Monday June 17, 2024

Heat-suffering Karachiites' misery exacerbated by hours-long power outages

"I pay my electricity bill on time but I am being punished for the KE's fault to recover dues and overcome power theft," says citizen

By Mohammad Waleed Ahmad & Web Desk
May 24, 2024
Carpenters at a workshop pause during a power outage in Karachi, on June 15, 2013. — Reuters
Carpenters at a workshop pause during a power outage in Karachi, on June 15, 2013. — Reuters

KARACHI: The citizens of the port city continue to suffer as rising temperatures and power outages make their lives miserable, while the metropolis' sole electricity company defends its supply-cutting policies.

Karachi sweltered at 38.2°C, a scorching 2.4°C above normal, with humidity reaching 62% on Thursday. This combination made it feel like a stifling 40°C, according to the Pakistan Meteorological Department (PMD).

The citizens informed Geo that even the exempted areas were facing prolonged unannounced power outages, while the loadshedding period has been increased in others.

"The bill is the same. It is too hot, I can't even express the words to describe how I'm feeling. I have skin allergies, which exacerbate if I can't keep the air conditioner on," Rubina Mirza, a 60-year-old school teacher and a resident of Gulistan-e-Jauhar, told

A housewife complained that even though she pays the bill, her household faces loadshedding as others, who receive electricity through the same feeder, do not pay their dues.

"The continuous loadshedding in this extremely hot weather has badly affected my mental health. The only thing that comes to my mind all day is, 'there's gonna be a power outage, when will the power be restored'," Sahar Masroor, 40 and a resident of Korangi 6, said.

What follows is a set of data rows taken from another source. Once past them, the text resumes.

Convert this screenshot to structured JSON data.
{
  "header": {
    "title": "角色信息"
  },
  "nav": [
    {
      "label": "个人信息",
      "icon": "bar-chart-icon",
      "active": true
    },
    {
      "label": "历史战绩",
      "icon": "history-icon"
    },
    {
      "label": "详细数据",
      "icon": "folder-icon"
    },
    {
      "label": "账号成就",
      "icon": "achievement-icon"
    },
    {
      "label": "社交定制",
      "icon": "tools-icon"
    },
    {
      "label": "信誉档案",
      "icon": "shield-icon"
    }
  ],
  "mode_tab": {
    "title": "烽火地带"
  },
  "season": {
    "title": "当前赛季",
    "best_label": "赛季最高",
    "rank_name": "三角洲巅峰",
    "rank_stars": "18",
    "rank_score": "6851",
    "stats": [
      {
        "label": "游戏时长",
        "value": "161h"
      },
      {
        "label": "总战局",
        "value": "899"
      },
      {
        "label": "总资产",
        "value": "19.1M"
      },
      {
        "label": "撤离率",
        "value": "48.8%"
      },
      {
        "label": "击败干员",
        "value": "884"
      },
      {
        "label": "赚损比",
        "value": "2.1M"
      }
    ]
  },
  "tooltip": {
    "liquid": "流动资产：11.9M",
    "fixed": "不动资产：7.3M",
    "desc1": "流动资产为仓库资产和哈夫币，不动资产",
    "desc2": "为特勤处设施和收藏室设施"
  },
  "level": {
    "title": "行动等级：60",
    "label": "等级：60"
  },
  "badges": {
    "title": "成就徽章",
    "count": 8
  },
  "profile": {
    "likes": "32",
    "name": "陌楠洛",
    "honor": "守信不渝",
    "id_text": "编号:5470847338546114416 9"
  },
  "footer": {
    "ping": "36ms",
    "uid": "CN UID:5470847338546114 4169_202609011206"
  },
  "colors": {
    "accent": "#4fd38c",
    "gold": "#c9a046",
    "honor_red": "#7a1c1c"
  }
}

"I pay my electricity bill on time but I am being punished for the KE's fault to recover dues and overcome power theft. This is not my duty to ensure 100% billing. This is collective punishment. This is not acceptable."

Sindh's ministers have also expressed dismay at the prolonged power outages across the province, with one saying that a case would be lodged against Karachi-Electric (KE) if anyone were to die of heatstroke due to loadshedding.

Residents of Korangi, Orangi Town, Landhi, Gulshan-e-Maymar, Liaquatabad, Mehmoodabad, Manzoor Colony, Sarjani, and New Karachi told Geo News that they were facing loadshedding of more than 12 hours.

In several areas of Keamari, Lyari, Gadap, Quaidabad, and Safoora, the duration of loadshedding has increased to more than 10 hours.

In response, a KE spokesperson said that uninterrupted power is being provided to 71% of the city, while the loadshedding schedule is available on the company's website.

"Where there is non-payment of bills, there is more load shedding," he said, justifying the power utility's policy.

KE, Sindh govt meet

Separately, a high-level meeting was held today between Sindh government and KE to discuss power Supply and loadshedding in Karachi, a statement from the company said.

Sindh government was represented by Energy Minister Nasir Hussain Shah, while K-Electric was represented by its CEO Moonis Alvi along with senior officials and the company's leadership.

During the meeting, it was decided to form a joint committee consisting of the representatives of the Sindh government and K-Electric to address loadshedding and other issues of the city.

"The committee will jointly work on addressing public grievances, ensuring timely bill payments, and develop[ing] strategies to minimise load shedding and ensuring uninterrupted power supply in the city."

KE CEO, while "reiterating the power utility’s commitment to provide complete cooperation to the residents of the city during the heatwave", highlighted that uninterrupted power supply is not possible without payments of bills.

Energy Minister Shah assured that the government would play a role in the payment of over Rs9 billion owed by the government.

Meanwhile, Mirza Ikhtiar Baig suggested formulating a joint strategy to ensure timely payments and prevent electricity theft.